[Start of section]
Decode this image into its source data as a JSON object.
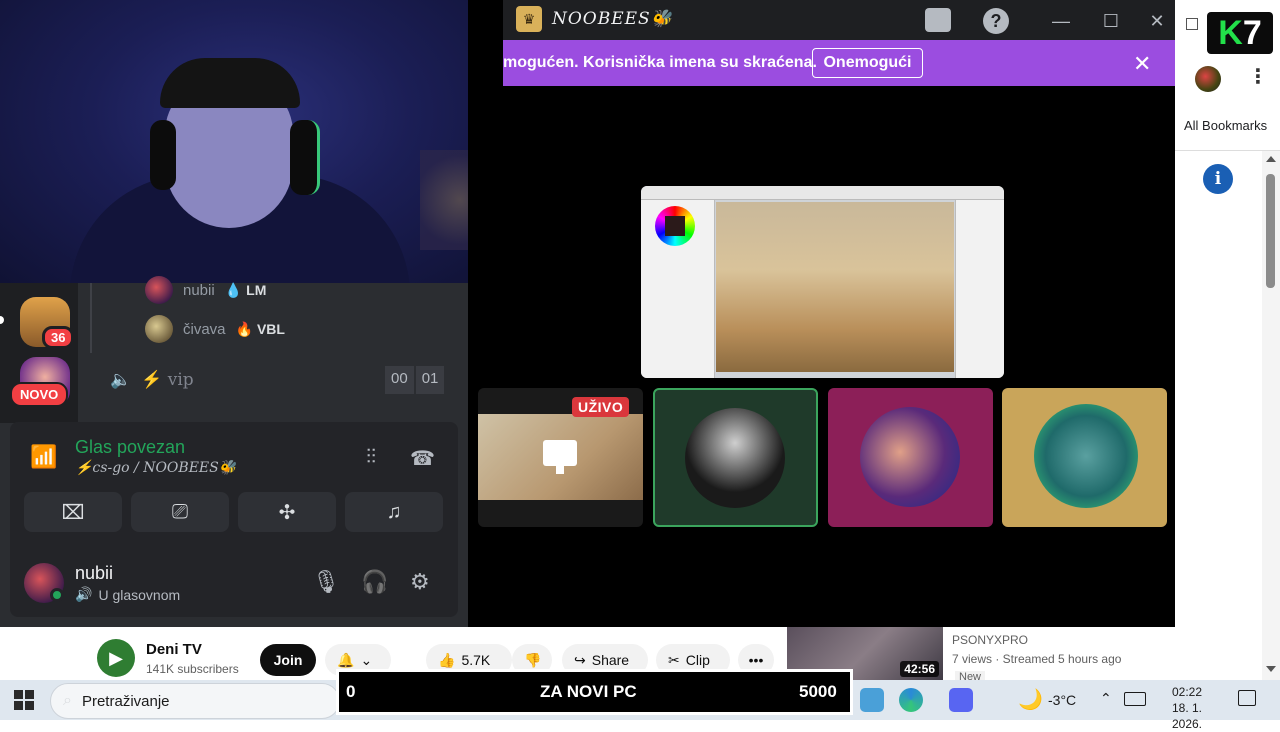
{
  "browser": {
    "bookmarks_label": "All Bookmarks",
    "k7_letter": "K",
    "k7_number": "7",
    "info_icon_glyph": "i",
    "kebab_glyph": "⋮"
  },
  "youtube": {
    "channel_name": "Deni TV",
    "subscribers": "141K subscribers",
    "join_label": "Join",
    "like_count": "5.7K",
    "share_label": "Share",
    "clip_label": "Clip",
    "more_glyph": "•••",
    "related": {
      "duration": "42:56",
      "channel": "PSONYXPRO",
      "meta": "7 views · Streamed 5 hours ago",
      "badge": "New"
    }
  },
  "discord": {
    "window_title": "NOOBEES🐝",
    "notice_text": "mogućen. Korisnička imena su skraćena.",
    "notice_button": "Onemogući",
    "notice_close": "✕",
    "server_badge_count": "36",
    "server_new_label": "NOVO",
    "voice_users": [
      {
        "name": "nubii",
        "tag": "LM",
        "tag_icon": "💧"
      },
      {
        "name": "čivava",
        "tag": "VBL",
        "tag_icon": "🔥"
      }
    ],
    "vip_channel": "⚡ vip",
    "vip_timer_left": "00",
    "vip_timer_right": "01",
    "voice_status_title": "Glas povezan",
    "voice_status_sub": "⚡cs-go / NOOBEES🐝",
    "user_name": "nubii",
    "user_sub": "U glasovnom",
    "live_badge": "UŽIVO"
  },
  "overlay": {
    "left_value": "0",
    "center_text": "ZA NOVI PC",
    "right_value": "5000"
  },
  "taskbar": {
    "search_placeholder": "Pretraživanje",
    "temperature": "-3°C",
    "time": "02:22",
    "date": "18. 1. 2026."
  },
  "colors": {
    "notice_bg": "#9b4de0",
    "discord_green": "#23a55a",
    "live_red": "#da373c",
    "tile_magenta": "#8c1f58",
    "tile_gold": "#c9a55a"
  }
}
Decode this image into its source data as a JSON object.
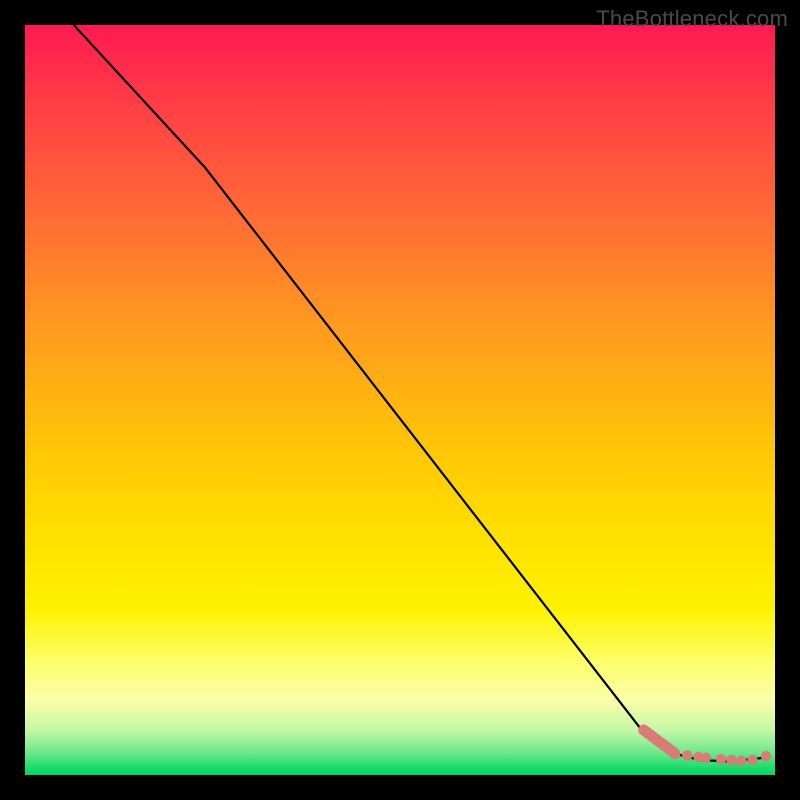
{
  "attribution": "TheBottleneck.com",
  "chart_data": {
    "type": "line",
    "title": "",
    "xlabel": "",
    "ylabel": "",
    "xlim": [
      0,
      100
    ],
    "ylim": [
      0,
      100
    ],
    "series": [
      {
        "name": "curve",
        "x": [
          6.5,
          24,
          83,
          86,
          90,
          94,
          98.5
        ],
        "y": [
          100,
          81,
          5,
          3,
          2,
          1.8,
          2.3
        ]
      }
    ],
    "markers": {
      "name": "highlight-cluster",
      "segment": {
        "x": [
          82.5,
          86.5
        ],
        "y": [
          6,
          3
        ]
      },
      "points_x": [
        86.7,
        88.3,
        89.8,
        90.8,
        92.8,
        94.2,
        95.5,
        97.0,
        98.8
      ],
      "points_y": [
        2.8,
        2.6,
        2.4,
        2.3,
        2.1,
        2.0,
        1.9,
        2.0,
        2.5
      ]
    },
    "gradient_bands": [
      {
        "pos": 0,
        "color": "#ff1a52"
      },
      {
        "pos": 55,
        "color": "#ffc208"
      },
      {
        "pos": 78,
        "color": "#fff200"
      },
      {
        "pos": 100,
        "color": "#00d563"
      }
    ]
  }
}
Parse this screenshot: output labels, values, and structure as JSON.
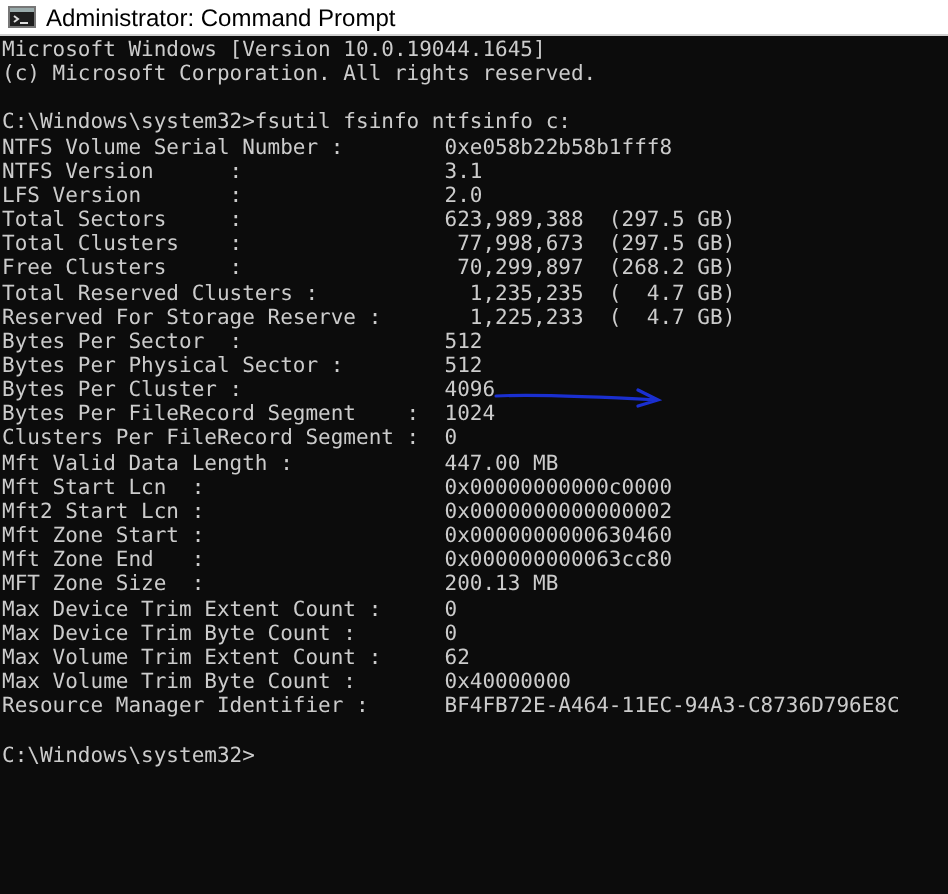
{
  "window": {
    "title": "Administrator: Command Prompt"
  },
  "console": {
    "blocks": [
      {
        "lines": [
          "Microsoft Windows [Version 10.0.19044.1645]",
          "(c) Microsoft Corporation. All rights reserved."
        ]
      },
      {
        "lines": [
          "C:\\Windows\\system32>fsutil fsinfo ntfsinfo c:",
          "NTFS Volume Serial Number :        0xe058b22b58b1fff8",
          "NTFS Version      :                3.1",
          "LFS Version       :                2.0",
          "Total Sectors     :                623,989,388  (297.5 GB)",
          "Total Clusters    :                 77,998,673  (297.5 GB)",
          "Free Clusters     :                 70,299,897  (268.2 GB)",
          "Total Reserved Clusters :            1,235,235  (  4.7 GB)",
          "Reserved For Storage Reserve :       1,225,233  (  4.7 GB)",
          "Bytes Per Sector  :                512",
          "Bytes Per Physical Sector :        512",
          "Bytes Per Cluster :                4096",
          "Bytes Per FileRecord Segment    :  1024",
          "Clusters Per FileRecord Segment :  0",
          "Mft Valid Data Length :            447.00 MB",
          "Mft Start Lcn  :                   0x00000000000c0000",
          "Mft2 Start Lcn :                   0x0000000000000002",
          "Mft Zone Start :                   0x0000000000630460",
          "Mft Zone End   :                   0x000000000063cc80",
          "MFT Zone Size  :                   200.13 MB",
          "Max Device Trim Extent Count :     0",
          "Max Device Trim Byte Count :       0",
          "Max Volume Trim Extent Count :     62",
          "Max Volume Trim Byte Count :       0x40000000",
          "Resource Manager Identifier :      BF4FB72E-A464-11EC-94A3-C8736D796E8C"
        ]
      },
      {
        "lines": [
          "C:\\Windows\\system32>"
        ]
      }
    ]
  }
}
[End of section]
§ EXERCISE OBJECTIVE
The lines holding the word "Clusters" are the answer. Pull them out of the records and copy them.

§ REPLY
          "Total Clusters    :                 77,998,673  (297.5 GB)",
          "Free Clusters     :                 70,299,897  (268.2 GB)",
          "Total Reserved Clusters :            1,235,235  (  4.7 GB)",
          "Clusters Per FileRecord Segment :  0",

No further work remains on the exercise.